Here it was published under the title “13 For Dinner” in six installments from March (Volume CXV, Number 3) to August 1933 (Volume CXVI, Number 2) with illustrations by Weldon Trench.
Values: Issues of The American Magazine are fairly common and can generally be found for $5-10 (£4-7 UK) per issue in collectible condition. The challenge for any collector will be finding these specific issues which can prove tricky and time consuming.
The First Paperbacks:
There are two early paperback versions of note for collectors.
1933 [September – December]: The Albatross Crime Club #115, Europe (above). First paperback. Specifically stated that it was not to be introduced to the British Empire or the USA. As we’ve discussed in previous articles Albatross was essentially a Collins Crime Club imprint in disguise, publishing books in Europe in paperback form at the same time as the hardbacks appeared. They are very rare to find and acquire.
1939, October 16th: Red Arrow Books, Milwaukee, Wisconsin, USA (above). Under the title 13 At Dinner. Purportedly exists in four variants: two text only covers, one illustrated cover and one book club version. However, aside from the true first version (text only, red cover), the other three have remained elusive to find.

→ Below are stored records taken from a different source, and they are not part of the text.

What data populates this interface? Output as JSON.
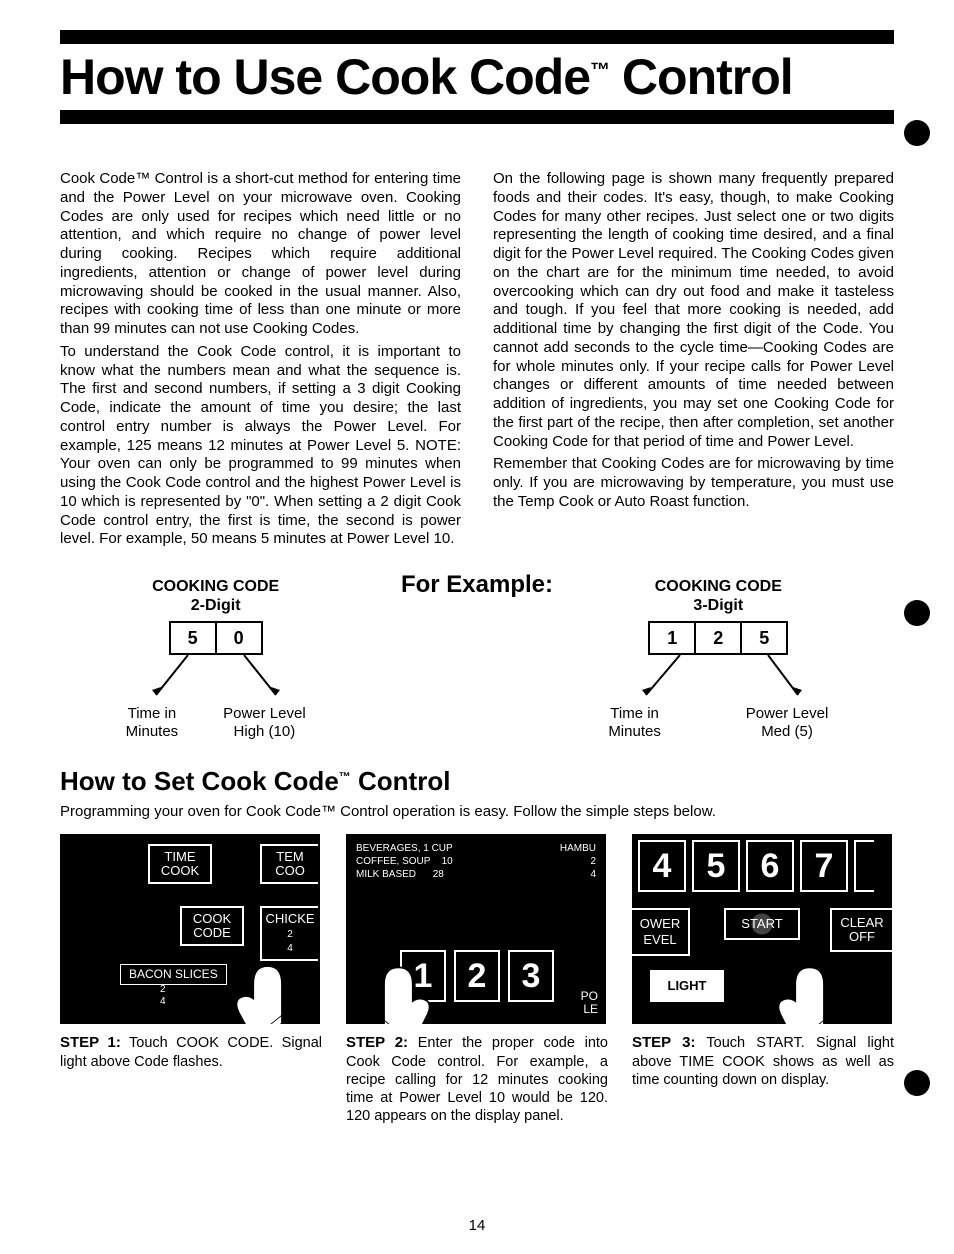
{
  "title_prefix": "How to Use Cook Code",
  "title_suffix": " Control",
  "tm": "™",
  "col1": {
    "p1": "Cook Code™ Control is a short-cut method for entering time and the Power Level on your microwave oven. Cooking Codes are only used for recipes which need little or no attention, and which require no change of power level during cooking. Recipes which require additional ingredients, attention or change of power level during microwaving should be cooked in the usual manner. Also, recipes with cooking time of less than one minute or more than 99 minutes can not use Cooking Codes.",
    "p2": "To understand the Cook Code control, it is important to know what the numbers mean and what the sequence is. The first and second numbers, if setting a 3 digit Cooking Code, indicate the amount of time you desire; the last control entry number is always the Power Level. For example, 125 means 12 minutes at Power Level 5. NOTE: Your oven can only be programmed to 99 minutes when using the Cook Code control and the highest Power Level is 10 which is represented by \"0\". When setting a 2 digit Cook Code control entry, the first is time, the second is power level. For example, 50 means 5 minutes at Power Level 10."
  },
  "col2": {
    "p1": "On the following page is shown many frequently prepared foods and their codes. It's easy, though, to make Cooking Codes for many other recipes. Just select one or two digits representing the length of cooking time desired, and a final digit for the Power Level required. The Cooking Codes given on the chart are for the minimum time needed, to avoid overcooking which can dry out food and make it tasteless and tough. If you feel that more cooking is needed, add additional time by changing the first digit of the Code. You cannot add seconds to the cycle time—Cooking Codes are for whole minutes only. If your recipe calls for Power Level changes or different amounts of time needed between addition of ingredients, you may set one Cooking Code for the first part of the recipe, then after completion, set another Cooking Code for that period of time and Power Level.",
    "p2": "Remember that Cooking Codes are for microwaving by time only. If you are microwaving by temperature, you must use the Temp Cook or Auto Roast function."
  },
  "example": {
    "title": "For Example:",
    "left": {
      "head1": "COOKING CODE",
      "head2": "2-Digit",
      "digits": [
        "5",
        "0"
      ],
      "label_left": "Time in\nMinutes",
      "label_right": "Power Level\nHigh (10)"
    },
    "right": {
      "head1": "COOKING CODE",
      "head2": "3-Digit",
      "digits": [
        "1",
        "2",
        "5"
      ],
      "label_left": "Time in\nMinutes",
      "label_right": "Power Level\nMed (5)"
    }
  },
  "sub_title_prefix": "How to Set Cook Code",
  "sub_title_suffix": " Control",
  "sub_instr": "Programming your oven for Cook Code™ Control operation is easy. Follow the simple steps below.",
  "panel1": {
    "btn_time": "TIME\nCOOK",
    "btn_temp": "TEM\nCOO",
    "btn_cook": "COOK\nCODE",
    "btn_chick": "CHICKE",
    "bacon": "BACON SLICES",
    "t2": "2",
    "t4": "4"
  },
  "panel2": {
    "h1": "BEVERAGES, 1 CUP",
    "h2a": "COFFEE, SOUP",
    "h2b": "10",
    "h3a": "MILK BASED",
    "h3b": "28",
    "hambu": "HAMBU",
    "h2c": "2",
    "h3c": "4",
    "d1": "1",
    "d2": "2",
    "d3": "3",
    "po1": "PO",
    "po2": "LE"
  },
  "panel3": {
    "d1": "4",
    "d2": "5",
    "d3": "6",
    "d4": "7",
    "btn_pl1": "OWER",
    "btn_pl2": "EVEL",
    "btn_start": "START",
    "btn_clear1": "CLEAR",
    "btn_clear2": "OFF",
    "btn_light": "LIGHT"
  },
  "step1": {
    "head": "STEP 1:",
    "body": " Touch COOK CODE. Signal light above Code flashes."
  },
  "step2": {
    "head": "STEP 2:",
    "body": " Enter the proper code into Cook Code control. For example, a recipe calling for 12 minutes cooking time at Power Level 10 would be 120. 120 appears on the display panel."
  },
  "step3": {
    "head": "STEP 3:",
    "body": " Touch START. Signal light above TIME COOK shows as well as time counting down on display."
  },
  "page_number": "14"
}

Values: For both of these paperbacks, values are £75 – £125 for the Albatross and $50 – $100 for the Red Arrow, depending on condition. Expect significant upside potential in values as scarcity of both of these titles is more understood.

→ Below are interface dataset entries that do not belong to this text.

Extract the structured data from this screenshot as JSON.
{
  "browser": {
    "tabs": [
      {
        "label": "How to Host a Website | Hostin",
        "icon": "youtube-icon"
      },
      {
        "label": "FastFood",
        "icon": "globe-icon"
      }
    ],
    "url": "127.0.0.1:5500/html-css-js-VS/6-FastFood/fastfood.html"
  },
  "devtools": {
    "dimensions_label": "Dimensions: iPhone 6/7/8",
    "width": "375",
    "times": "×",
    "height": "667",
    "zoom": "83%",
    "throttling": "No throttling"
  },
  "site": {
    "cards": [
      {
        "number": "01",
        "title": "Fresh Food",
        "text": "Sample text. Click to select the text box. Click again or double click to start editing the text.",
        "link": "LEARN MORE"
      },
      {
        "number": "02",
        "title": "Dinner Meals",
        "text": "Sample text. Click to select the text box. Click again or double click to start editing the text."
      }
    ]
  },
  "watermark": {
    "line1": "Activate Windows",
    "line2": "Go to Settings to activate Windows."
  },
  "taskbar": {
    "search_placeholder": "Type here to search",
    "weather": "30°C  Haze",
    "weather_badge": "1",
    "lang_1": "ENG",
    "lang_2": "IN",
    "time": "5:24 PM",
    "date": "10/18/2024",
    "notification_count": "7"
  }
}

A sampling of the more collectible British paperback editions:
1948: Penguin number 685 – “White stripe” edition (above)
1954 – 1962 (multiple editions): Fontana Books. Cover art matches the hardbacks of this period, but with the dagger removed!
1965 - 1980 (multiple printings): Fontana: Tom Adams. Dagger allowed!

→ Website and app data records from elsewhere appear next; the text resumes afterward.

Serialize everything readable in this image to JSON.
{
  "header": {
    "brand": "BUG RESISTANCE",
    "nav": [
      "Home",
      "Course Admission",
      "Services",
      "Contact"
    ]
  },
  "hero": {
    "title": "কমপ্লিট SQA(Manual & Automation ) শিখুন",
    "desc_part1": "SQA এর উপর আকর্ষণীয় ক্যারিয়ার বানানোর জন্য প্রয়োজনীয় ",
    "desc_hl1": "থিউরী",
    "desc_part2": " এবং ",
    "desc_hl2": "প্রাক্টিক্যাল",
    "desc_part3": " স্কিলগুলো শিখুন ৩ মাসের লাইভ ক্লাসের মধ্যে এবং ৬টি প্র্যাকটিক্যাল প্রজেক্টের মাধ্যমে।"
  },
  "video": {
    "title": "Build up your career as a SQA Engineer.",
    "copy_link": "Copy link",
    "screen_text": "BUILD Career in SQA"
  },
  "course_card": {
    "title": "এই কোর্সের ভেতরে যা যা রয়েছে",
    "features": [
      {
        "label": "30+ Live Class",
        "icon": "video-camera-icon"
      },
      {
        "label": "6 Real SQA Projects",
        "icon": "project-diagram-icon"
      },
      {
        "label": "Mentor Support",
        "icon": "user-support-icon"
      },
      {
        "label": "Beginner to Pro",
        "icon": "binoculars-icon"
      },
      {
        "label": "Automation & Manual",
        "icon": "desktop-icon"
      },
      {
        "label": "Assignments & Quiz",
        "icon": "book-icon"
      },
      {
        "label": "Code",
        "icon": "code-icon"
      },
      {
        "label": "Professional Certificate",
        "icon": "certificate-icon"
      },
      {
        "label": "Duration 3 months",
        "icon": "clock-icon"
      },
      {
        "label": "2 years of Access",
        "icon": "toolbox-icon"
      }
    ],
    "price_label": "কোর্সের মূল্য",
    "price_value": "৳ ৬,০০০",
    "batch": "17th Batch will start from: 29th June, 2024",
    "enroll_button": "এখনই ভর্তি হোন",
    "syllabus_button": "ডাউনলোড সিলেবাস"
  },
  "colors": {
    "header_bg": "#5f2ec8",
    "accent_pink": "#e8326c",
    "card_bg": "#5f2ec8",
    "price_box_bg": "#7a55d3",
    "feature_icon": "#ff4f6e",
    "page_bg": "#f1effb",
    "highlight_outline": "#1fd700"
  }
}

A sampling of the more collectible American paperback editions:
All published under the title Thirteen At Dinner.
1944: Dell “mapback” #60 (above)
1955: Dell #770
1961: Dell #D404
1965: Dell #8742
Values: None of these later paperbacks is particularly unique or uncommon. Most can be found in very good or better condition. Near fine copies would sell for £10 ($14 US). However, the US Dell Mapback has a strong collector base and may command a slighty higher price.
As avid collector of Christie’s works and items associated with the world of Christie myself, I feel it only appropriate to share one of my personal highlights of my own collection related to this book – the original painting by Tom Adams for the Fontana cover. In addition, after Tom’s passing, his wife Georgie was most gracious in giving to me the original paper knife that Tom used as a prop for this painting. It brings back a wonderful memory of a time I was with Tom and we posed for a photo stabbing me in my head with it!